The sentence was announced by Loretta E. Lynch, U.S. Attorney for the Eastern District of New York; George Venizelos, Assistant Director in Charge, FBI, New York Field Office (FBI); and Richard Weber, Chief, Criminal Investigation, Internal Revenue Service (IRS).

“DHB Industries made body armor that protected the men and women of the U.S. military, who risk their lives to keep us safe. To David Brooks, it was merely a vehicle for plunder and a means to feed his own greed. Brooks fancied himself a master of the sport of kings. In reality, he was a selfish man who looted his company, defrauded his investors, lied to the SEC and the investing public, and sought to profit through insider trading right before the collapse of his house of cards. And he demonstrated time and time again that he believes he is above the law. Today, David Brooks learned otherwise,” stated U.S. Attorney Lynch. “Thanks to the hard work and dedication of law enforcement, the investing public can rest easier knowing that for the next 17 years, Brooks will not be able to lie, cheat, and steal from anyone else.” Ms. Lynch thanked the FBI and IRS for leading the investigation and the Defense Criminal Investigative Service for its assistance in the case.

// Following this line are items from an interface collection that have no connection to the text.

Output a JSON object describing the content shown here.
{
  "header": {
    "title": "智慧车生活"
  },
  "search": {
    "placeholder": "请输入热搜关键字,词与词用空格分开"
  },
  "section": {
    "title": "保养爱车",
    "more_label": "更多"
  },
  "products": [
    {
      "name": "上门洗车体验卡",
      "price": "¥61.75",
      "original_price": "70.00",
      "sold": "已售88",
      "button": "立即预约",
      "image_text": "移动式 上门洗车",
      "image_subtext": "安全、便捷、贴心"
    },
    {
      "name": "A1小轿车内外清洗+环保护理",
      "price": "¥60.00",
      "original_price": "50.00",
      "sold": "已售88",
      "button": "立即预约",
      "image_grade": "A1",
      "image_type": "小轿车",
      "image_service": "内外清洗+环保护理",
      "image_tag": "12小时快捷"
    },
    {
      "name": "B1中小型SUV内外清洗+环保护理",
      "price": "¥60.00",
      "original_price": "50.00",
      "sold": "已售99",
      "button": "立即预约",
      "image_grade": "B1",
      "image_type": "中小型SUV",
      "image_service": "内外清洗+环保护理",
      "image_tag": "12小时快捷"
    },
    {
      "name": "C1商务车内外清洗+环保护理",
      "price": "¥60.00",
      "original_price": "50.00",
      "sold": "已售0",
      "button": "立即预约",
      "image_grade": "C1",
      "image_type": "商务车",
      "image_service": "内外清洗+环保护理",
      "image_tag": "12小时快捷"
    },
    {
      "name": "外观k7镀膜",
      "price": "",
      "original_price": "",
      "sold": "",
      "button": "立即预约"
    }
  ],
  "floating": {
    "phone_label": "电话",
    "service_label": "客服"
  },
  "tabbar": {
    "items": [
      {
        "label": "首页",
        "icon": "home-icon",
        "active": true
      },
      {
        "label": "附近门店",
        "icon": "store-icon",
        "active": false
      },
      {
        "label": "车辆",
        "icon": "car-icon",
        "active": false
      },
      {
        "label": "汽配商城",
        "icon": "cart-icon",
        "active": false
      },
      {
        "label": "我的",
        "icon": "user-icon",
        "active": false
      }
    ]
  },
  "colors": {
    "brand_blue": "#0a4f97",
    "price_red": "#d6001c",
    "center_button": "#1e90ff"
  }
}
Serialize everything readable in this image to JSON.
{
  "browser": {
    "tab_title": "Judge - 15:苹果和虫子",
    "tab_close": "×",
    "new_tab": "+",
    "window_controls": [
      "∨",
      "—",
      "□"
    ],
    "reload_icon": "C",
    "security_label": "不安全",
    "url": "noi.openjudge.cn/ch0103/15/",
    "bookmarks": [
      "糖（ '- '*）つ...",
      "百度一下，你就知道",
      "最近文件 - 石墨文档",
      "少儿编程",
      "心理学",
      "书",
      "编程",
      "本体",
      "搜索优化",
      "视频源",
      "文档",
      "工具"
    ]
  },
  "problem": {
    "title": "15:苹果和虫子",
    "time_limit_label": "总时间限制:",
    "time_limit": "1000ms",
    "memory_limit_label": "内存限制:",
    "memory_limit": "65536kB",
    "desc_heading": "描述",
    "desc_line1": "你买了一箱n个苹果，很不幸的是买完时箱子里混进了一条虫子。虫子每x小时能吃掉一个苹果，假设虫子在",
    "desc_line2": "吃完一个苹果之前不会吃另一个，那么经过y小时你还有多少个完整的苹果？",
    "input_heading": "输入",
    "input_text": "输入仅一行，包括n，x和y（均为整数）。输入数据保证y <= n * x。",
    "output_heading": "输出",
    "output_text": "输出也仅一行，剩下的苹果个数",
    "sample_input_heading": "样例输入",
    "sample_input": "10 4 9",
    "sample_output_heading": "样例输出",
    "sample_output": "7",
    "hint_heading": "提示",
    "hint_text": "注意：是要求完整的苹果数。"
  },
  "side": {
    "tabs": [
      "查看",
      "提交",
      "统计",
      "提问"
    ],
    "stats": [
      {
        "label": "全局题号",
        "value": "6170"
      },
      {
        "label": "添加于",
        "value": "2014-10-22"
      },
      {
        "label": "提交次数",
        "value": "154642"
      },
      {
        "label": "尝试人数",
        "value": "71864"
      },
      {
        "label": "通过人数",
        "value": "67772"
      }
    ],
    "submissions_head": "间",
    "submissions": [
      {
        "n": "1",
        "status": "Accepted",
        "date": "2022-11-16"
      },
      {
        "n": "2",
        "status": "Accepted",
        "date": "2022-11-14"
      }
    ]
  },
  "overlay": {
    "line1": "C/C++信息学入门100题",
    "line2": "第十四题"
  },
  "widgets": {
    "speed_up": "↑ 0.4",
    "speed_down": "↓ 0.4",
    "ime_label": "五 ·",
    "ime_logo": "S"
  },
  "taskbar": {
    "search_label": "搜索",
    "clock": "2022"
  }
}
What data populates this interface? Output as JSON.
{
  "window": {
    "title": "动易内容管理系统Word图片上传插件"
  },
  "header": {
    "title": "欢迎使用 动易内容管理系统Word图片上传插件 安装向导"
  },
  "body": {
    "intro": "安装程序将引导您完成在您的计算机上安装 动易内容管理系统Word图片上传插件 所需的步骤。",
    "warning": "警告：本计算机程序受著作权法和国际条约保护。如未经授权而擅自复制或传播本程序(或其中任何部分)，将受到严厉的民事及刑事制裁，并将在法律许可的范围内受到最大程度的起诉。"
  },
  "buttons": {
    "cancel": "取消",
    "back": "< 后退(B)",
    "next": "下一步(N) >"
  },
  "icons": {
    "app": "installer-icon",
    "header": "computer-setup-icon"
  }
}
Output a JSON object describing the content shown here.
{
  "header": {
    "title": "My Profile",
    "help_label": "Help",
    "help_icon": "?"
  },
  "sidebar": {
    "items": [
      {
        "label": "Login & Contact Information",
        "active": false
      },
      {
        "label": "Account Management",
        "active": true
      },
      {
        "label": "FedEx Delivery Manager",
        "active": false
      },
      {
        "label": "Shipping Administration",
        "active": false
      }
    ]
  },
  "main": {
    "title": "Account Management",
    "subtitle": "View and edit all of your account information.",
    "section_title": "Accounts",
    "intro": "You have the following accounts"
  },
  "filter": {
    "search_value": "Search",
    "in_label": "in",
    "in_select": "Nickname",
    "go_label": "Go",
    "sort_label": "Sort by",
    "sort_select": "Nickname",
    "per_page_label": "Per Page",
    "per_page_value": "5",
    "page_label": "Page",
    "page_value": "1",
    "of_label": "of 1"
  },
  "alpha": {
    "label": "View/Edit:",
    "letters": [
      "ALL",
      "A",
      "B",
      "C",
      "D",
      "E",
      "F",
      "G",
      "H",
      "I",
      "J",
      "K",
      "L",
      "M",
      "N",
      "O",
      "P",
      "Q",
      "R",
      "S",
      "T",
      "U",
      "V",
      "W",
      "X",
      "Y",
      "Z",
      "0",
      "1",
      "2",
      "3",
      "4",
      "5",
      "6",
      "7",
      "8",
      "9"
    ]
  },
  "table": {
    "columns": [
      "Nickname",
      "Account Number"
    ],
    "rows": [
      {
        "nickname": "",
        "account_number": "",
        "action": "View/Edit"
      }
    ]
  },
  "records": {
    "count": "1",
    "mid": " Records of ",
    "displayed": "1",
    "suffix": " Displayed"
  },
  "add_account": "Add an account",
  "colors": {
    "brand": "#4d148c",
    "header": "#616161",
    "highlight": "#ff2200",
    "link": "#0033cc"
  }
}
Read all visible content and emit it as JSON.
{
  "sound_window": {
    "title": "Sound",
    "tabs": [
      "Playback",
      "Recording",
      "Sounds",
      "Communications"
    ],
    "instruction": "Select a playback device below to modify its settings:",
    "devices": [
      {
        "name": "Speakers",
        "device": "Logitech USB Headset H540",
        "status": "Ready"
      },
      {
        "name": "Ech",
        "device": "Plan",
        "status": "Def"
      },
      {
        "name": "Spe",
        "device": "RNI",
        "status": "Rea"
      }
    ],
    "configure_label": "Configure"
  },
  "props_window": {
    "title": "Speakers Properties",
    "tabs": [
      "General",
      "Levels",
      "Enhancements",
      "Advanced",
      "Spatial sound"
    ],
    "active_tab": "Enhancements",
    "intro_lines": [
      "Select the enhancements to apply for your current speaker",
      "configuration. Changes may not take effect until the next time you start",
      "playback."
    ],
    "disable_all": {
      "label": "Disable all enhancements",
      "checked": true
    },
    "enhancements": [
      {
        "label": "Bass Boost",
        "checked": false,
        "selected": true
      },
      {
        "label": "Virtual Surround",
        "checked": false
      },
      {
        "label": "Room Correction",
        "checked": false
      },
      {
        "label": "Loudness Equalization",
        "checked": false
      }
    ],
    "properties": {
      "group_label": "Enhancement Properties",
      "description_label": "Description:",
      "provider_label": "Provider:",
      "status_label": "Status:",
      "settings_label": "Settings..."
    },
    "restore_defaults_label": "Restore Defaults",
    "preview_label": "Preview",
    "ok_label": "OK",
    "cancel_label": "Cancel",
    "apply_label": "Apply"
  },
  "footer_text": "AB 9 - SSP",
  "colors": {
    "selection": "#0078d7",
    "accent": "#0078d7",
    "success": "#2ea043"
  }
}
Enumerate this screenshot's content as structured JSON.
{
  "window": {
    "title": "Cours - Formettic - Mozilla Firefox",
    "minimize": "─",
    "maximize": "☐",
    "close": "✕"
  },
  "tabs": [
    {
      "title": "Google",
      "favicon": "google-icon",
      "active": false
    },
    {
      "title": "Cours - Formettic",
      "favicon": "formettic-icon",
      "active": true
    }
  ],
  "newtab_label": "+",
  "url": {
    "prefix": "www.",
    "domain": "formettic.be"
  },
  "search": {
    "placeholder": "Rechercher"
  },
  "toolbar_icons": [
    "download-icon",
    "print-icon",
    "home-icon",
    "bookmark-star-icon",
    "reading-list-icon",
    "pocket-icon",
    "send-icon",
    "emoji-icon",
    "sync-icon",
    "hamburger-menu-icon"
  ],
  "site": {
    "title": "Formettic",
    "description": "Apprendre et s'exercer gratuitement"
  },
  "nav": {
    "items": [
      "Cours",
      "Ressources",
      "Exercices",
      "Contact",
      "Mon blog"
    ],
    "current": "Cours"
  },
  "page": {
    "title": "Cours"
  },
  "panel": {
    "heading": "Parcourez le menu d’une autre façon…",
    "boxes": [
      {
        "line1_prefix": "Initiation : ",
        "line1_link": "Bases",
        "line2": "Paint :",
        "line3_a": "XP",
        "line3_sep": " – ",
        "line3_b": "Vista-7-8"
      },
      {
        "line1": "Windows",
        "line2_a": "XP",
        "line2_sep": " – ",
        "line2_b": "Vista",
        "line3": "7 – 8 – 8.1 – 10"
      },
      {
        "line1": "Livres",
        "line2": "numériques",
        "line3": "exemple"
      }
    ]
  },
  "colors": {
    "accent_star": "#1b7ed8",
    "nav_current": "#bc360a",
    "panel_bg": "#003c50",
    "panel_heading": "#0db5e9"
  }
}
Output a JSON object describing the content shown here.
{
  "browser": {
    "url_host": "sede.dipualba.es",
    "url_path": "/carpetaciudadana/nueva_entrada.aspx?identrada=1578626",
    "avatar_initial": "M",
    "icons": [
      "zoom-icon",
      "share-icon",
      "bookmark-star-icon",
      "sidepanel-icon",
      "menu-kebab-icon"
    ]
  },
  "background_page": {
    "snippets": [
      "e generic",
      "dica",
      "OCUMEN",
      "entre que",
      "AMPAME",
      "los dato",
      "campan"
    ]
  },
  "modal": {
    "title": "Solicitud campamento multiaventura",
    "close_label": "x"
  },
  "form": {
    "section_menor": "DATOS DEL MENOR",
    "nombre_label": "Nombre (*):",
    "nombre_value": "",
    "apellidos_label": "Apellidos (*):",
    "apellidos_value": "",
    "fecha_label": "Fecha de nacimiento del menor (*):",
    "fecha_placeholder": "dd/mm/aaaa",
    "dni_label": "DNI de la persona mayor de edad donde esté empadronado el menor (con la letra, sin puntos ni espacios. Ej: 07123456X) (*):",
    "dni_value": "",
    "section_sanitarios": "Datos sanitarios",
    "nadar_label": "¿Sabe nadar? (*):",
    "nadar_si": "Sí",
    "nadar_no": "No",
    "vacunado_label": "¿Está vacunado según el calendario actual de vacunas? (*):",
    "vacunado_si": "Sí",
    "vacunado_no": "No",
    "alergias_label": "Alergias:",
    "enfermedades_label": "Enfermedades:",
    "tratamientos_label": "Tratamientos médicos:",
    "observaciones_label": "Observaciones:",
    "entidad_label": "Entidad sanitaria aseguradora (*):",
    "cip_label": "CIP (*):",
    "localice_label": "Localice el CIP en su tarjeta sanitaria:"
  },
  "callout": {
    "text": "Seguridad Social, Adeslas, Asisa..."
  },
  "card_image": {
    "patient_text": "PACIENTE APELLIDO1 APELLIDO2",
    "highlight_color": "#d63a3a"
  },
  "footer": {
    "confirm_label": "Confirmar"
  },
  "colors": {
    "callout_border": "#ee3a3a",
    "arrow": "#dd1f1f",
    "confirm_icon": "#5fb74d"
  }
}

FBI Assistant Director in Charge Venizelos stated, “David Brooks repeatedly stole from his company, stole from investors, lied to auditors and regulators, and traded on inside information. He did all this to finance an obscenely lavish lifestyle paid for by his victims. Today’s sentencing is the justice the government has been seeking.”

“Tax fraud was integral to sustaining Brooks’s securities fraud schemes and fueling his lust for money,” stated IRS Chief, Criminal Investigation Weber. “Brooks falsified his income tax returns in order to prevent law enforcement from discovering that he was looting DHB. IRS-CI will turn over every stone to find where criminals are hiding and spending their illegal proceeds. This case should send a message to those who feel that they can commit fraud and evade taxes—their consuming greed will always leave a money trail.”

The FBI also announced that day that the prosecution of Brooks “was the result of efforts by President Barack Obama’s Financial Fraud Enforcement Task Force (FFETF), which was created in November 2009 to wage an aggressive, coordinated, and proactive effort to investigate and prosecute financial crimes.”

I mention all this not just to point out that the fighting in Iraq lasted longer than five months and has now spread to Syria and the streets of Paris. I mention it because it’s a reminder of why you don’t start wars of choice. I mention it because there’s a lesson in here somewhere about violence and entertainment and greed and opulence and what it means to sell out. I mention it because the people we ask to fight our wars never seem to come first.

I mention it mostly because it’s disgusting, and I never want us to forget.

Martin Longman

Martin Longman is the web editor for the Washington Monthly and the main blogger at Booman Tribune.